Your objective: Scan the records that follow, and whenever a line has the word "Madagascar", copy it.

(App and web page records)
== Segment start ==
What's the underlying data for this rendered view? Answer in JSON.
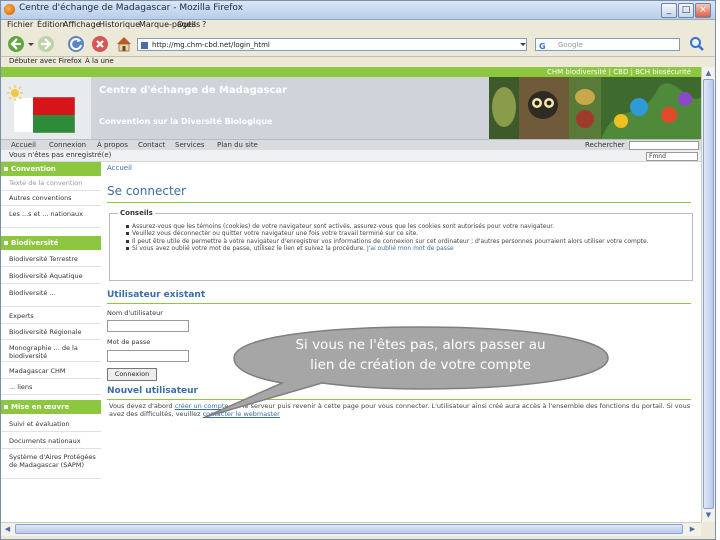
{
  "window": {
    "title": "Centre d'échange de Madagascar - Mozilla Firefox",
    "controls": [
      "_",
      "□",
      "×"
    ]
  },
  "menubar": [
    "Fichier",
    "Édition",
    "Affichage",
    "Historique",
    "Marque-pages",
    "Outils",
    "?"
  ],
  "toolbar": {
    "url": "http://mg.chm-cbd.net/login_html",
    "search_placeholder": "Google"
  },
  "bookmarks": [
    "Débuter avec Firefox",
    "À la une"
  ],
  "site": {
    "top_links": "CHM biodiversité  |  CBD  |  BCH biosécurité",
    "title": "Centre d'échange de Madagascar",
    "subtitle": "Convention sur la Diversité Biologique",
    "nav": [
      "Accueil",
      "Connexion",
      "À propos",
      "Contact",
      "Services",
      "Plan du site"
    ],
    "search_label": "Rechercher",
    "status": "Vous n'êtes pas enregistré(e)",
    "language": "Fmnd"
  },
  "sidebar": {
    "sections": [
      {
        "title": "Convention",
        "items": [
          "Texte de la convention",
          "Autres conventions",
          "Les ...s et ... nationaux"
        ]
      },
      {
        "title": "Biodiversité",
        "items": [
          "Biodiversité Terrestre",
          "Biodiversité Aquatique",
          "Biodiversité ...",
          "Experts",
          "Biodiversité Régionale",
          "Monographie ... de la biodiversité",
          "Madagascar CHM",
          "... liens"
        ]
      },
      {
        "title": "Mise en œuvre",
        "items": [
          "Suivi et évaluation",
          "Documents nationaux",
          "Système d'Aires Protégées de Madagascar (SAPM)"
        ]
      }
    ]
  },
  "main": {
    "breadcrumb": "Accueil",
    "heading": "Se connecter",
    "conseils_title": "Conseils",
    "conseils": [
      "Assurez-vous que les témoins (cookies) de votre navigateur sont activés, assurez-vous que les cookies sont autorisés pour votre navigateur.",
      "Veuillez vous déconnecter ou quitter votre navigateur une fois votre travail terminé sur ce site.",
      "Il peut être utile de permettre à votre navigateur d'enregistrer vos informations de connexion sur cet ordinateur ; d'autres personnes pourraient alors utiliser votre compte.",
      "Si vous avez oublié votre mot de passe, utilisez le lien et suivez la procédure."
    ],
    "conseil_link": "J'ai oublié mon mot de passe",
    "existing_heading": "Utilisateur existant",
    "username_label": "Nom d'utilisateur",
    "password_label": "Mot de passe",
    "login_button": "Connexion",
    "new_heading": "Nouvel utilisateur",
    "new_text_before": "Vous devez d'abord",
    "new_link": "créer un compte",
    "new_text_after": "sur le serveur puis revenir à cette page pour vous connecter. L'utilisateur ainsi créé aura accès à l'ensemble des fonctions du portail. Si vous avez des difficultés,",
    "webmaster_prefix": "veuillez",
    "webmaster_link": "contacter le webmaster"
  },
  "callout": {
    "text_line1": "Si vous ne l'êtes pas, alors passer au",
    "text_line2": "lien de création de votre compte",
    "fill": "#a6a6a6",
    "stroke": "#7f7f7f"
  },
  "colors": {
    "green": "#8dc63f",
    "link": "#3a6ea5",
    "banner": "#cfd4da"
  }
}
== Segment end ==
Response below:
    "title": "Centre d'échange de Madagascar - Mozilla Firefox",
    "title": "Centre d'échange de Madagascar",
          "Madagascar CHM",
          "Système d'Aires Protégées de Madagascar (SAPM)"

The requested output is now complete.